I am 6.2 feet tall, and I have a mountain bike that is 17 inches long. I know it looks bit small for me, but will I hurt myself by riding this bicycle? What should be the preferred bicycle length for someone my height?
1There is already a lot of pertinent information on SE: bicycles.stackexchange.com/questions/3730/…– WTHarperNov 4, 2012 at 16:30
1bicycles.stackexchange.com/questions/2460/…, bicycles.stackexchange.com/questions/4/…, and bicycles.stackexchange.com/questions/5721/…– WTHarperNov 4, 2012 at 16:30
2I think my MTB is 17" and I'm only 5'8"!– PeteHNov 5, 2012 at 17:04
That does seem small for your height. Are you hunched over while riding? Does your leg stay fairly bent all the way through your pedal stroke? Are you comfortable after riding for a few hours?
The preferred bicycle size depends on more than just your height, and is best figured out by going into a bike shop, getting some help from the staff, and trying out a few bikes.
Ideally: You want to have the seat up high enough that at the bottom of your pedal stroke, your leg is just slightly bent, similar to how your leg naturally works when you walk. You want to be able to bend forward at the waist a comfortable amount that you could hold for hours, put your hands forward into a natural-feeling position, and have the handlebars right there. You don't want to have to 'reach' for the pedals. You don't want to have your knees bent too much. You don't want to be hunched over. You don't want to be stretched out. You don't want to be leaning on the handlebars. You want to be comfortable.
It's not just your height that affects what size bike you want. It's how long your legs are, how long your torso is, how long your arms are, how flexible you are, and how much core strength you have.
2 people that are both 6'2" may have very different proportions (long legs with short torso, short legs with long torso, or anything in between) have different sizing needs.
Generally, bike size affects both how long the bike is (from headset to where the seatpost goes), and how tall the bike is (from pedals to where the seatpost goes). Both go together.
There are 3 contact points: pedals, saddle and handlebars. You can't really move the pedals, except to get slightly different length crankarms. However, you can get a longer seatpost, seatposts with different amount of setback, and you can move the saddle around a fair bit. You can also get different stems and different handlebars to move the handlebars around quite a bit. All that means that for a bicycle that's only a couple sizes too small, you can probably still adjust it to give you a reasonable fit.
With an MTB that's ridden off-road, you may want a frame that's a touch small, so that when you fall with the bike between your legs, your feet can hit the ground well before your crotch hits the top tube.
In other words: can you get the fit right on this bike?

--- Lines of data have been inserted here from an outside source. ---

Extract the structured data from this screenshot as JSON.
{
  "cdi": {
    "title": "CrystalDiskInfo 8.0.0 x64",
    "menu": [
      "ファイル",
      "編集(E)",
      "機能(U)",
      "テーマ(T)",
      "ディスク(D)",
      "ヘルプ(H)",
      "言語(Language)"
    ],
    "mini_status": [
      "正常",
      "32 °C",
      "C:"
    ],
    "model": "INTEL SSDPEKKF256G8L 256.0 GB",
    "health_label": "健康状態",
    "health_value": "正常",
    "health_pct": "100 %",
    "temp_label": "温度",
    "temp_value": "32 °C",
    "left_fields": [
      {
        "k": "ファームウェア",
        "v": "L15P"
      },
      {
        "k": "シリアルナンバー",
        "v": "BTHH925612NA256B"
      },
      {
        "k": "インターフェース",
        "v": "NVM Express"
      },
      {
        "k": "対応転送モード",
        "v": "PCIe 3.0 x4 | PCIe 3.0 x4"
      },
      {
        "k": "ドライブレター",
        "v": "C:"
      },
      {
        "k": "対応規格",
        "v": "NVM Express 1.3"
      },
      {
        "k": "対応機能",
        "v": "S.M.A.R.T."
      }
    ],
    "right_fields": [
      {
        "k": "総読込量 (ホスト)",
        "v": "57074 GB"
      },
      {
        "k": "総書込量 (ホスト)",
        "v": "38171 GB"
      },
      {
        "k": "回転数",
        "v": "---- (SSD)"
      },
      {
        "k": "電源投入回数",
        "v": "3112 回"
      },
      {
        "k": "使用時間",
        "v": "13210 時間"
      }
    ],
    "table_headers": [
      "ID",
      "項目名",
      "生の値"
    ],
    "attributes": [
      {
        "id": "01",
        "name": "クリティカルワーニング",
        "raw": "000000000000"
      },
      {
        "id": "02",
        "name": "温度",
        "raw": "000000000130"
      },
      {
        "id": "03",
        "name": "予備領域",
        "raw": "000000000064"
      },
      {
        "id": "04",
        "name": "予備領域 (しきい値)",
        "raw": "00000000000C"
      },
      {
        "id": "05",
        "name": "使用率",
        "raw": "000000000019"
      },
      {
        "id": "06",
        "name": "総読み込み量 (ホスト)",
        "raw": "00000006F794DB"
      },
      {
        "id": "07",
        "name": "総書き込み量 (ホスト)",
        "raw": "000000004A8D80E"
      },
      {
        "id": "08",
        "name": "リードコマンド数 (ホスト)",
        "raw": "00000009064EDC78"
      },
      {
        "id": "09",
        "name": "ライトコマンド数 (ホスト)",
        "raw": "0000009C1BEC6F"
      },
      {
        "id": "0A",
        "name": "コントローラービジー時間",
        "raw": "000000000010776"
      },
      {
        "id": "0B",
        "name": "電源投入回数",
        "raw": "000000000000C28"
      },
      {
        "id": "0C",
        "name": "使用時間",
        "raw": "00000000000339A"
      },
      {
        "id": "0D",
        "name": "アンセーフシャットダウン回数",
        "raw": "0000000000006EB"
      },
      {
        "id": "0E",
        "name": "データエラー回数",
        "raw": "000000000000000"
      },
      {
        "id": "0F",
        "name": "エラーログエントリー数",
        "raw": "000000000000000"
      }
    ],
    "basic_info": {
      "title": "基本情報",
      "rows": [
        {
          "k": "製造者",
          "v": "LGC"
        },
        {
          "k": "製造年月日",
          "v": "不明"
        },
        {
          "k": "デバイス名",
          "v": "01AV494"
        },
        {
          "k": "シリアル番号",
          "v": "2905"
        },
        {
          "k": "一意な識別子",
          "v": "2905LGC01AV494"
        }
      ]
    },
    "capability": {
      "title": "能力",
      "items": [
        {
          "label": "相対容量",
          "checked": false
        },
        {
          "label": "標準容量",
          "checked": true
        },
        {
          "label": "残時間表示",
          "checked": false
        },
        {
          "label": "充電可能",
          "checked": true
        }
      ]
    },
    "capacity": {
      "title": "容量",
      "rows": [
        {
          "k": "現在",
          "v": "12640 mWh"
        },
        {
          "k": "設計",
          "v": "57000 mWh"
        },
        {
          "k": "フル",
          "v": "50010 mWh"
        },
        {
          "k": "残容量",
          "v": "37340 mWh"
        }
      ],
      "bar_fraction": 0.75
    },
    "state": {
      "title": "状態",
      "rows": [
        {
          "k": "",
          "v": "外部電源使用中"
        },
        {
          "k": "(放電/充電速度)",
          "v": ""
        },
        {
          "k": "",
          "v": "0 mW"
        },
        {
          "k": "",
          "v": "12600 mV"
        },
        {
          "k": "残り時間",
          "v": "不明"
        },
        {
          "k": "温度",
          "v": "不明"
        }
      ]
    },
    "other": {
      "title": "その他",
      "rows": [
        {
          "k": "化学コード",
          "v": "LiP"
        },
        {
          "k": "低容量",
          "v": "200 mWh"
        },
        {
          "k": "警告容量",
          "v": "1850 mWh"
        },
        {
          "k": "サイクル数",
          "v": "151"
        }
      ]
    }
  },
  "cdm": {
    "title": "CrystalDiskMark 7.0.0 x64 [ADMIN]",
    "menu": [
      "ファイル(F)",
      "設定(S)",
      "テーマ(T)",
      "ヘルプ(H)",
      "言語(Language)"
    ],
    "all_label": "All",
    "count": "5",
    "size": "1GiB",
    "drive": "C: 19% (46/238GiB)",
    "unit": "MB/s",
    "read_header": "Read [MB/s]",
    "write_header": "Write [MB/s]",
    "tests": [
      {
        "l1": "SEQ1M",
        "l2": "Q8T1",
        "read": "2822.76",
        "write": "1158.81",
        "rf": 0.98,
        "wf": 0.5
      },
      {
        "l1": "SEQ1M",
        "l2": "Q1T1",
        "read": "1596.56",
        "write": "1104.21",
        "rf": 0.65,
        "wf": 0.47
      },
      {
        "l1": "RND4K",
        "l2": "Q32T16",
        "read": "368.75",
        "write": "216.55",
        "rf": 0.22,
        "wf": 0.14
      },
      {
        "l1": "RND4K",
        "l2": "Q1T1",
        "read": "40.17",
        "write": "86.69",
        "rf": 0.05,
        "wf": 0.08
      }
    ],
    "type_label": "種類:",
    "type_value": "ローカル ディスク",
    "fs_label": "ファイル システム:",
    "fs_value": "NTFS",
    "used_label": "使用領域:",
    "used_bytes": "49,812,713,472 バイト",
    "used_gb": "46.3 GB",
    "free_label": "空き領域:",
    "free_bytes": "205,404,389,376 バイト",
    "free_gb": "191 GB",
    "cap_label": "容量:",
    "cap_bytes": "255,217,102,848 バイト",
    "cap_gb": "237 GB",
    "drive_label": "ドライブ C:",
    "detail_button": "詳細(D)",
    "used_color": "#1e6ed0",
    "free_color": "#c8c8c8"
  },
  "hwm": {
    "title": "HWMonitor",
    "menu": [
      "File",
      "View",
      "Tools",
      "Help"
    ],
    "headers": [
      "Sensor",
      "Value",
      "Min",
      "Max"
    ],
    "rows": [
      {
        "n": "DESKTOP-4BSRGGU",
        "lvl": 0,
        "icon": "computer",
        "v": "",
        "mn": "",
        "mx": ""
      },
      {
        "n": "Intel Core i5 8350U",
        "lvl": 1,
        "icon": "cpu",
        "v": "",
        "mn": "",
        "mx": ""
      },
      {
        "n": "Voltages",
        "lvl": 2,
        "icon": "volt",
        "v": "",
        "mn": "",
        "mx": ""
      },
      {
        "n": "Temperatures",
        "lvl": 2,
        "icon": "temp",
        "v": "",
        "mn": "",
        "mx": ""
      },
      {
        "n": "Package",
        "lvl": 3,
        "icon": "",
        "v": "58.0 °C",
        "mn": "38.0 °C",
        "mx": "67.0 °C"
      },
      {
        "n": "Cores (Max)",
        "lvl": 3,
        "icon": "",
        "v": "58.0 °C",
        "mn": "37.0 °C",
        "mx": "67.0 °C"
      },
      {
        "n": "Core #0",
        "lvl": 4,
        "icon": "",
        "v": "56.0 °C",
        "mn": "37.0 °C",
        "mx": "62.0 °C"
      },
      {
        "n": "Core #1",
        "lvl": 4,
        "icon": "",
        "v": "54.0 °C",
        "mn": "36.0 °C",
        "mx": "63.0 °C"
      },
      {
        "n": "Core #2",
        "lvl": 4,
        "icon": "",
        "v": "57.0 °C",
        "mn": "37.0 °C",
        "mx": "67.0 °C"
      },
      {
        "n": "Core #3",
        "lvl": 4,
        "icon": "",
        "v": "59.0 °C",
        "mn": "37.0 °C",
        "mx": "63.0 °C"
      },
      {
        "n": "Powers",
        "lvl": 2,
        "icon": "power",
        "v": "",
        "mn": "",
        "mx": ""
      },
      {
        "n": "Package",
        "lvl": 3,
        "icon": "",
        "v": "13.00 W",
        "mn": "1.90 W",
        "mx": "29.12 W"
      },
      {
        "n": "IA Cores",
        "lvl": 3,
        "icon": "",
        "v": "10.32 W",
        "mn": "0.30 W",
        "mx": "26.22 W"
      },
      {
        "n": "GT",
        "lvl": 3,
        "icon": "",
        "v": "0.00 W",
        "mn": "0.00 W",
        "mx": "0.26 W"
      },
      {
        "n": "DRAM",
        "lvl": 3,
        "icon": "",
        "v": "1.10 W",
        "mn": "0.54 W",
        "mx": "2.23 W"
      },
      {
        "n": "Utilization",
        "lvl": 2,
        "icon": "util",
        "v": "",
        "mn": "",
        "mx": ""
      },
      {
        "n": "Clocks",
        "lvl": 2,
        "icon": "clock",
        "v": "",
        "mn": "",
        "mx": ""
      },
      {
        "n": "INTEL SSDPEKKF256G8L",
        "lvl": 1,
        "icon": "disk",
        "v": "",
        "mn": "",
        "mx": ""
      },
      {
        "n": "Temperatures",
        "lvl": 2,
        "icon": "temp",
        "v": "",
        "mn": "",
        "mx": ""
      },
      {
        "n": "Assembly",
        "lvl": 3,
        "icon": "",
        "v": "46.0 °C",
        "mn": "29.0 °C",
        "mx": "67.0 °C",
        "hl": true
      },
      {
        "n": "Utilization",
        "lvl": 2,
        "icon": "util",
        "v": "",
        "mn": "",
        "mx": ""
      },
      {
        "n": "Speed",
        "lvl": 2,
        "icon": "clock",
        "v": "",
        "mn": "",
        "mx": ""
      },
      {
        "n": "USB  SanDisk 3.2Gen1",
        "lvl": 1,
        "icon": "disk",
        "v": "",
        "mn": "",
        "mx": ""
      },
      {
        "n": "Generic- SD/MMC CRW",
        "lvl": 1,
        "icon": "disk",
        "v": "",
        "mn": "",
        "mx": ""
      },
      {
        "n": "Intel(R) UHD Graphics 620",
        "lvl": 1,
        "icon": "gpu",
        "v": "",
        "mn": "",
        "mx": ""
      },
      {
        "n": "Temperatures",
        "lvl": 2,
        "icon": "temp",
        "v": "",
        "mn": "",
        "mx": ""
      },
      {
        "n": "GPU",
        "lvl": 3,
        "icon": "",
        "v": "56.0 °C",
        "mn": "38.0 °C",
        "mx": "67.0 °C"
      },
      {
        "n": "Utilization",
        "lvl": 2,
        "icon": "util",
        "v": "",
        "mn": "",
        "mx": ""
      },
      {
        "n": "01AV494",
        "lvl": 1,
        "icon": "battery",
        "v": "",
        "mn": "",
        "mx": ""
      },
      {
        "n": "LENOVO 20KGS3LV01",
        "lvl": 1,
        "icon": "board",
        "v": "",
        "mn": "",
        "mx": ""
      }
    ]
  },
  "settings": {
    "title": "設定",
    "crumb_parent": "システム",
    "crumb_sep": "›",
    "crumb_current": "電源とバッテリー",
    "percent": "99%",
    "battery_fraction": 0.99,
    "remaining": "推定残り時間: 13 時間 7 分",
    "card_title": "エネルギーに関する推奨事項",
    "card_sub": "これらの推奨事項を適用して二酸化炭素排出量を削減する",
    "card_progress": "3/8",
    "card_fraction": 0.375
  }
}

If it feels good to ride for hours and doesn't give you any pain, it's probably fine...
1Yeah, the important factors are the length of your legs, the length of your torso, and the length of your arms. The bike needs to fit all of these. Nov 4, 2012 at 19:29
1In general, a person of your height would ride a 20 or 21 inch frame. There are exceptions to every rule, but not usually that would change sizes by that much. If the frame size is wrong for your body, it is likely to cause you pain. I would go see a reputable shop, and ask them to show you what size fits you. Do not tell them what size you are currently riding. They will be able to tell you if your body proportion recommends a size that is that much smaller than average, and the size they recommend for you will tell you a lot about what you need.– zenbikeNov 6, 2012 at 3:27